As today marks the start of Chinese New Year (Happy Year of the Horse!), we thought we would mark the occassion by making today’s blog post all about China.
Recent news has highlighted that China’s economy is showing signs of stabilising, with a GDP growth of 7.7% in the last quarter of 2013, compared with 7.8% growth in the previous quarter. However, these figures are still above the 2014 government forecast of 7.5%. So, what’s in store for China in 2014?
McKinsey, in one of their latest articles, gave their own predictions on the top 10 trends facing China in 2014. These predictions are listed below.
Two phrases will be important for 2014: ‘productivity growth’ and ‘technological disruption’
The increasing costs of labour, land, utilities and capital will lead to a focus on higher productivity in order to stay competitive. Furthermore, a period of technological disruption will follow as more services, such as banking, go online in response to the higher costs.
CIOs become a hot commodity
A greater focus on implementing business technology and IT within existing processes and services will see a huge demand for Chief Information Officers to lead the transition.
The government focuses on jobs, not growth
The challenge of creating more jobs while labour costs are rising and more services are being automated and moving online is a big problem for China in 2014.
There will be more M&A in logistics
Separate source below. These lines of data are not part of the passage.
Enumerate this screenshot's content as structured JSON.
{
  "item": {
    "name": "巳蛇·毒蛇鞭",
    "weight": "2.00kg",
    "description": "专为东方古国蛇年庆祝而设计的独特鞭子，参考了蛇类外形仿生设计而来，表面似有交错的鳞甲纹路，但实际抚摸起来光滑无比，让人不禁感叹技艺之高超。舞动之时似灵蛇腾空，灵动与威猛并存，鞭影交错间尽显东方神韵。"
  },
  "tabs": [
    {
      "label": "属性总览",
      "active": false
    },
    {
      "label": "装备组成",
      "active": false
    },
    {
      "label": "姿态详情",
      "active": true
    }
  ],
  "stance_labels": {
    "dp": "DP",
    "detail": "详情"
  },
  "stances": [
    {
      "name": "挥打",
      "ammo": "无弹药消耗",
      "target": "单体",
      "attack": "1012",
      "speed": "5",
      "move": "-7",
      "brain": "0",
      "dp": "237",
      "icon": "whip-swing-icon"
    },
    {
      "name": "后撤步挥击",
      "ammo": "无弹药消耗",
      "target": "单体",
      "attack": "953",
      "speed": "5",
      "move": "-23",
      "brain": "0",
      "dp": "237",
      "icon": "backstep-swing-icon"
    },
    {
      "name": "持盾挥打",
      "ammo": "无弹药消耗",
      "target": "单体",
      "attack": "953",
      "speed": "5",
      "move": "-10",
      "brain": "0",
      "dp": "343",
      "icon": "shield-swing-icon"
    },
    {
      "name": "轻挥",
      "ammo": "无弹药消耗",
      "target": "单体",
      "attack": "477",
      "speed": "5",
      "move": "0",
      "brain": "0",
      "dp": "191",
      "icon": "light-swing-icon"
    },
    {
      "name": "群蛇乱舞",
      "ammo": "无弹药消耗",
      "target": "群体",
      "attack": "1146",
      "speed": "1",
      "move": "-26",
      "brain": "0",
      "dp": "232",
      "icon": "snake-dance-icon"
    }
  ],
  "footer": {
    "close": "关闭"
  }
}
With the massive costs associated with the logistics industry, mergers and acquisitions will be encouraged to provide much needed capital and efficiency improvements.
Crumbling buildings get much-needed attention
The majority of buildings in China over the past 30 years have been built with low quality methods and unsuitable materials, and the need to start renovating these is increasing. The big challenge, however, is who will fund the renovations and what will the impact be?
The country doubles down on high-speed rail
The success of China’s high-speed rail line has been better than expected, and demand nowadays is massive. Investments are currently being made to double the amount of operational lines by 2015, but should investments be directed at increasing capacity on already successful routes first?
- Solar industry survivors flourish
Increasing demand for solar energy and increasing stock values should see profitability increase for the remaining industry players.
Mall developers go bankrupt – especially state-owned ones
With more and more shopping going online, there is a decreasing need for shopping malls. However, there are plans to increase the number of shopping malls by 50% in the next three years. If the market isn’t there for new shopping malls, the developers will be the ones to suffer.
The Shanghai Free Trade Zone will be fairly quiet
Announced in late 2013, the Free Trade Zone was meant to encourage financial and service sector companies to invest in China – especially foreign companies. It has, however, been fairly quiet since and it remains to be seen if the FTZ will gain popularity in the future.
European soccer teams invest in the Chinese Super League
Chinese football has faced many challenges in recent years, not least from corruption and a lack of long-term vision. However, 2014 is set to be different. With Guangzhou Evergrande having won Asia’s premier club competition in 2013, and big investments being made in the Indian football league, it’s only a matter of time before investments start rolling in from Europe.
To read more about our China offering, visit our China Market Research page.
To read the full article, click here: What could happen in China in 2014?